(Component data from apps and pages)
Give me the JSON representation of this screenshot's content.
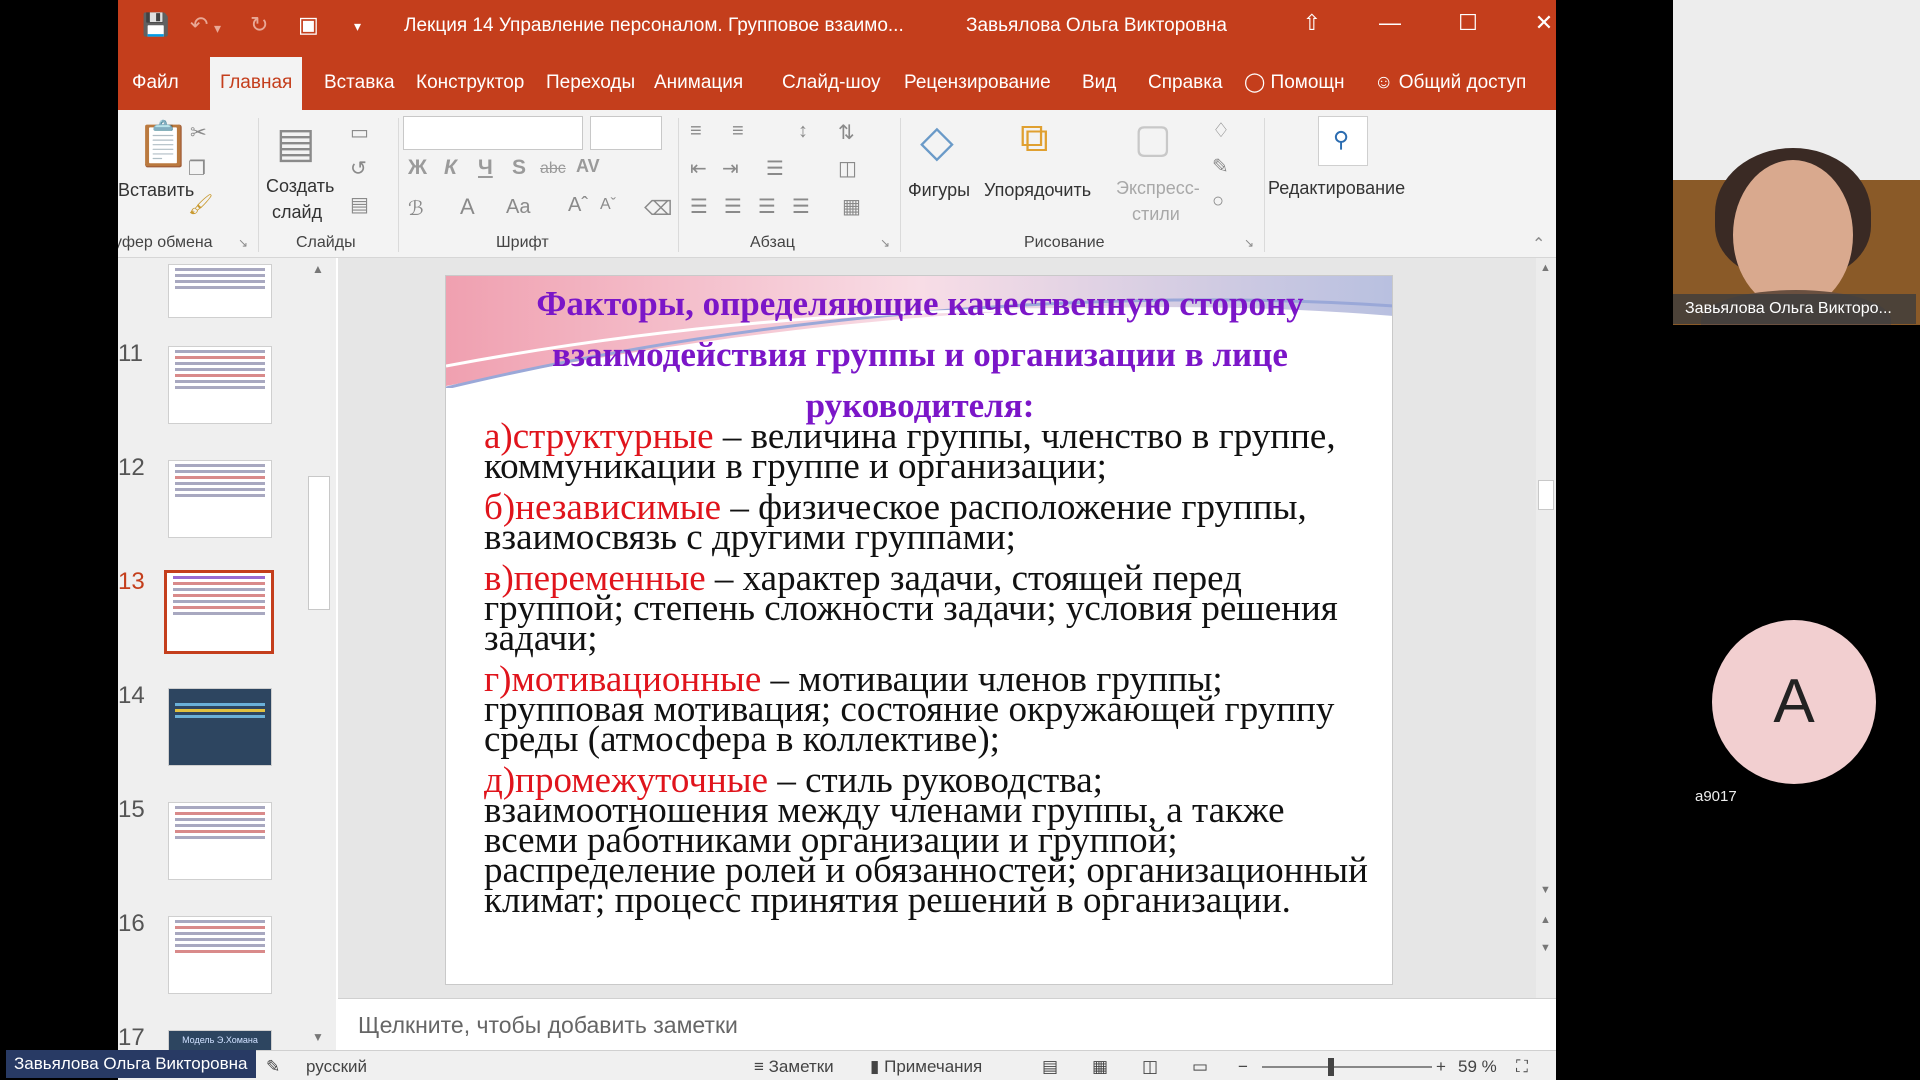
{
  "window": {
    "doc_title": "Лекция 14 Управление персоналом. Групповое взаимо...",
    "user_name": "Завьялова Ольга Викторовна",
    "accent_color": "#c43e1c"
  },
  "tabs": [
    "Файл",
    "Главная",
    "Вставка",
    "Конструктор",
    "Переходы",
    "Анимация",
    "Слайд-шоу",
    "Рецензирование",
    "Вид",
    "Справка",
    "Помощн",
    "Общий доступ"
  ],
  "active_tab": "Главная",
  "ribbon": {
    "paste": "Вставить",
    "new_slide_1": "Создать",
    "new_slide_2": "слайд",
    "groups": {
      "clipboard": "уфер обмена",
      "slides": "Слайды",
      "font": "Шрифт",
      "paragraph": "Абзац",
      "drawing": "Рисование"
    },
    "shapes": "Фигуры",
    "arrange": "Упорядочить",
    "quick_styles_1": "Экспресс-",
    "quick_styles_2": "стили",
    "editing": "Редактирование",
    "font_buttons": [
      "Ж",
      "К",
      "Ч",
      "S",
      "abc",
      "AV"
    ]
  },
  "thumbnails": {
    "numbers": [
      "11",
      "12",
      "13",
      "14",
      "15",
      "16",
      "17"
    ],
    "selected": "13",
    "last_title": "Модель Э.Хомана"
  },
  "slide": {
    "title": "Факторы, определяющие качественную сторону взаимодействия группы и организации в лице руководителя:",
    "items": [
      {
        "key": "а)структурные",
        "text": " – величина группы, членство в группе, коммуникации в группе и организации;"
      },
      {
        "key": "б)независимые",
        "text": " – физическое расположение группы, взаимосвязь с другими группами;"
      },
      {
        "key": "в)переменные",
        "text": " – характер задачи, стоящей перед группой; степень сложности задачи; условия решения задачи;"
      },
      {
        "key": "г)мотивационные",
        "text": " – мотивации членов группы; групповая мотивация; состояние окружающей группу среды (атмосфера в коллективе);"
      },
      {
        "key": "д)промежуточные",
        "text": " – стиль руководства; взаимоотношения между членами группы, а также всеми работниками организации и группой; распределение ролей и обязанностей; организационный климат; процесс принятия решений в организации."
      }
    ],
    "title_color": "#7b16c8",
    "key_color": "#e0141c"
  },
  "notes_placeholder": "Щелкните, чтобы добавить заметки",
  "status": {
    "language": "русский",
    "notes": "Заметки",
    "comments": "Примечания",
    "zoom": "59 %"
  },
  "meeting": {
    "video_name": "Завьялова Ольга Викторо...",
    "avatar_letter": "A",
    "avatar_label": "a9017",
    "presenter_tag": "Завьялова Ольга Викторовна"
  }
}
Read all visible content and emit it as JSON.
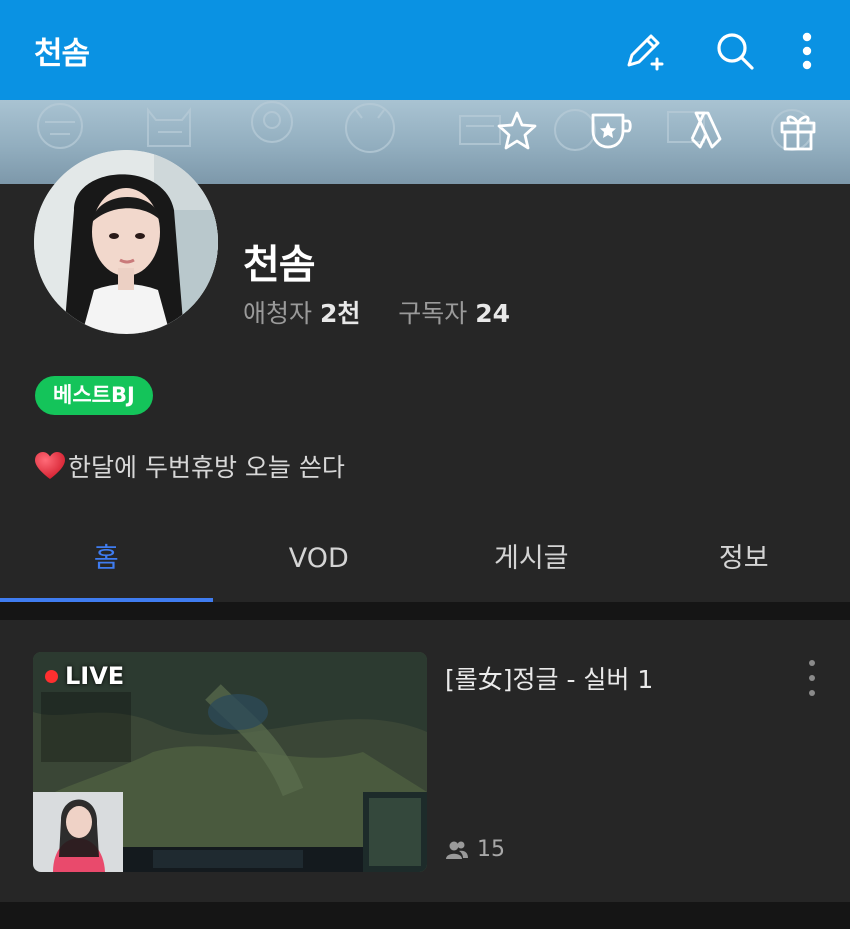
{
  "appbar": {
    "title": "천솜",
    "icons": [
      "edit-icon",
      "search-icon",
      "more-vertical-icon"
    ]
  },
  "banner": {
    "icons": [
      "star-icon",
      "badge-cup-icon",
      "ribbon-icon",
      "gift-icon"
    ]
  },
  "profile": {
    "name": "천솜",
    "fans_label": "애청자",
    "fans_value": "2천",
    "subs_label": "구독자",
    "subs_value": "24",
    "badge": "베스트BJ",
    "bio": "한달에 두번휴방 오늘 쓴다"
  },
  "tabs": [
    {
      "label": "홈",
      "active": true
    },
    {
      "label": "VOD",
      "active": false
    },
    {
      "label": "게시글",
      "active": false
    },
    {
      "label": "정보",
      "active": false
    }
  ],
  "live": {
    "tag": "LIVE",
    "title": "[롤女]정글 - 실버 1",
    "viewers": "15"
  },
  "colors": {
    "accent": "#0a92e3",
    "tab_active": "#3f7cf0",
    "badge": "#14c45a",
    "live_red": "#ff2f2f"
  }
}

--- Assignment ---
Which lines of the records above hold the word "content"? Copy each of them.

--- Answer section ---
Give me the JSON representation of this screenshot's content.
Read all visible content and emit it as JSON.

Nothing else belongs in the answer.